# About this exercise
This exercise asks for a copy of each line in the records below with the word "Asignación" in it.

# Information
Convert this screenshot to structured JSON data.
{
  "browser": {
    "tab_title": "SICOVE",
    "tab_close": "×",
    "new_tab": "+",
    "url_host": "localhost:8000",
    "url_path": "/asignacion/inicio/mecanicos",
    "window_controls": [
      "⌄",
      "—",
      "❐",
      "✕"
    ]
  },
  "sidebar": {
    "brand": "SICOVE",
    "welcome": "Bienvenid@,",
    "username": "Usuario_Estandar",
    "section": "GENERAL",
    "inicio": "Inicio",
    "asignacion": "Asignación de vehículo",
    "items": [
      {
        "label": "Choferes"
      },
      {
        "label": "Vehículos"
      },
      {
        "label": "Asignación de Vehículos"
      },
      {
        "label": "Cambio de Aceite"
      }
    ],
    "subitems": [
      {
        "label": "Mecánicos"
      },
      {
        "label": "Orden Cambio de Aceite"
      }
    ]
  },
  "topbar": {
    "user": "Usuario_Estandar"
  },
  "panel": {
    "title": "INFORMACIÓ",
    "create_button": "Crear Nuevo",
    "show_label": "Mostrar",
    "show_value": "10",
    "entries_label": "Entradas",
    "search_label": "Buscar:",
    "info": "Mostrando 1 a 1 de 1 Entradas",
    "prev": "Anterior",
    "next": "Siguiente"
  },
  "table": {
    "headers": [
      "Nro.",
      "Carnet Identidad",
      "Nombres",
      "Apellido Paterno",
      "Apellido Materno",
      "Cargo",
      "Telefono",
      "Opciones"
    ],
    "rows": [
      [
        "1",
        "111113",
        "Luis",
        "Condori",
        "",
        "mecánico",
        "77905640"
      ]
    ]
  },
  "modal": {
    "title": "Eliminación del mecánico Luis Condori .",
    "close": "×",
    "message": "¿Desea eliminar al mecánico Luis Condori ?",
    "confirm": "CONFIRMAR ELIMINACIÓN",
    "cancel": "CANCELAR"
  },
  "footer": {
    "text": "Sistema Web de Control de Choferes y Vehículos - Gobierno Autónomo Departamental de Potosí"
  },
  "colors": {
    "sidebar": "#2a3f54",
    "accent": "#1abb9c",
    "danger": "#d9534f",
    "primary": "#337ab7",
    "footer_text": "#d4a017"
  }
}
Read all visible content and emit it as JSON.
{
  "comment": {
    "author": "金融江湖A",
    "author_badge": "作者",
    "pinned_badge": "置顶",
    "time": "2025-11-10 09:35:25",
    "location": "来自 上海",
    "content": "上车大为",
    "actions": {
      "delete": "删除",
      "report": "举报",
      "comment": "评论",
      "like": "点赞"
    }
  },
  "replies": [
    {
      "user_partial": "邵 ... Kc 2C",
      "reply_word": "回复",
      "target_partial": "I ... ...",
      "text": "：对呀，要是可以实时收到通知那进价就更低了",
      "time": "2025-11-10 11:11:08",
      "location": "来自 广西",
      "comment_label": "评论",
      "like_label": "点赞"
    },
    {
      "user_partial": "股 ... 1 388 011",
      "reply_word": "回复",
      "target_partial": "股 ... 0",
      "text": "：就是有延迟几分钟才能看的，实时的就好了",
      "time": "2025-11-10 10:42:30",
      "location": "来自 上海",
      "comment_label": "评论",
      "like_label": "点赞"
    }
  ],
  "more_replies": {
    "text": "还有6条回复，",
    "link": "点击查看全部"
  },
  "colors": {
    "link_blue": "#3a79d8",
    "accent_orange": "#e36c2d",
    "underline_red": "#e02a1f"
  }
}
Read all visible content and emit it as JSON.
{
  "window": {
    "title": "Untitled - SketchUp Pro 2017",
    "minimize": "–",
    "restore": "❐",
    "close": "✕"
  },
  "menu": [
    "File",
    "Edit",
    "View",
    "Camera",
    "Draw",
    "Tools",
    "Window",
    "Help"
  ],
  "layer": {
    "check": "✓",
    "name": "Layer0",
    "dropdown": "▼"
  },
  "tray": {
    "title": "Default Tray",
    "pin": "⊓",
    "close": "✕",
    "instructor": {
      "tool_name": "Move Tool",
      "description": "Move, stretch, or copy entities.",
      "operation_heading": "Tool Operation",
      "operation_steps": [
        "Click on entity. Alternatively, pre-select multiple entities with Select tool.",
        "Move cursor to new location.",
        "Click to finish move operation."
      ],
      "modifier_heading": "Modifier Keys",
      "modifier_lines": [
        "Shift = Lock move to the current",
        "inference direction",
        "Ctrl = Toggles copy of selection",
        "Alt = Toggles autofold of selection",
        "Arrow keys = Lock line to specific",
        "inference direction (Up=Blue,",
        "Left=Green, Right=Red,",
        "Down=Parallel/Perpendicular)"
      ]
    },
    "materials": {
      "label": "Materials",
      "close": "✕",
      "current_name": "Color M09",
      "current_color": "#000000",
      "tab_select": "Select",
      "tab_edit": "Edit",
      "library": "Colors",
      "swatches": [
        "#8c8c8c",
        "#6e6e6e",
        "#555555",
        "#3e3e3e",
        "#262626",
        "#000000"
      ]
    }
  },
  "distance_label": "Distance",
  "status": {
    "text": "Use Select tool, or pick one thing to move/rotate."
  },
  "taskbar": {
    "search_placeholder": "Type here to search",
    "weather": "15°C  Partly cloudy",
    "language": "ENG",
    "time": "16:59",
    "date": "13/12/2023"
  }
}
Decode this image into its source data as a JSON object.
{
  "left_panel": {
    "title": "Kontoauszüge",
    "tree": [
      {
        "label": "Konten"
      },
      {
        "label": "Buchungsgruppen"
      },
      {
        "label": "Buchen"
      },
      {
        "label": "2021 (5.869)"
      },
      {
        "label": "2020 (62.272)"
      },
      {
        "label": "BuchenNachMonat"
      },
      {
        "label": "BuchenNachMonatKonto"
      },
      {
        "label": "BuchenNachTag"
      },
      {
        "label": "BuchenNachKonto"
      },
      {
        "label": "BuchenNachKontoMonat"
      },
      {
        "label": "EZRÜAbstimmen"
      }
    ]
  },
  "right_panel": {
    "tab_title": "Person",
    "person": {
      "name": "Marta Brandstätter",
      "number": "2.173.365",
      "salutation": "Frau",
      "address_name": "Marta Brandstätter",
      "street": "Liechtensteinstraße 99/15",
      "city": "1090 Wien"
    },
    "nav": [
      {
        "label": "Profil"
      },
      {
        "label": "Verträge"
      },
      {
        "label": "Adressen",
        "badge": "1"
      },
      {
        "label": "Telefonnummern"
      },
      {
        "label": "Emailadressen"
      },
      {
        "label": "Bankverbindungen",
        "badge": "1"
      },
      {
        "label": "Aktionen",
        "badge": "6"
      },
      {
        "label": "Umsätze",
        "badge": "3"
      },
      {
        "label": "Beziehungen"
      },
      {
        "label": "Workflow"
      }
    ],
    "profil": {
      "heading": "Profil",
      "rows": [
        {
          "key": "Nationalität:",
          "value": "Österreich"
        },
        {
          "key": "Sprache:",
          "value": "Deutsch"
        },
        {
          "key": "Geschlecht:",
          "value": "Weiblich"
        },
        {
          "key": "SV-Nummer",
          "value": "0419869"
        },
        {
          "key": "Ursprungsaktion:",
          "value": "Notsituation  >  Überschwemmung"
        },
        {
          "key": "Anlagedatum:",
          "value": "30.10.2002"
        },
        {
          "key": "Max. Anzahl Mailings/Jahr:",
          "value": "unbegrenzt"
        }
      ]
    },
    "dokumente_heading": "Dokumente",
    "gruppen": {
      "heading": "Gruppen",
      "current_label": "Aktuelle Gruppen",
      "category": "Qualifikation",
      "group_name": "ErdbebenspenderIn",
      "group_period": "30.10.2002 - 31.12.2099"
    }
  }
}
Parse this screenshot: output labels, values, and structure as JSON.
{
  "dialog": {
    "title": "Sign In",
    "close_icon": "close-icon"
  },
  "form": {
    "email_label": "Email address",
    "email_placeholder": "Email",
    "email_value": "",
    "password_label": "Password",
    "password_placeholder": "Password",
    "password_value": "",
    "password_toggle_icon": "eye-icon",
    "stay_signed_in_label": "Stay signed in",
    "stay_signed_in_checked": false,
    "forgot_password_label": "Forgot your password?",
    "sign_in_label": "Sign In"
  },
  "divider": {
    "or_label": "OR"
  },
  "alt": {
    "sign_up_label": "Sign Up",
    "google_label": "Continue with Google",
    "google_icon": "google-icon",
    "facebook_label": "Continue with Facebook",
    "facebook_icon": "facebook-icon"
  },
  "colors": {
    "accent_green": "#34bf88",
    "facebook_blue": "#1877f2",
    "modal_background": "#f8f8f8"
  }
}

# Task result
    "asignacion": "Asignación de vehículo",
        "label": "Asignación de Vehículos"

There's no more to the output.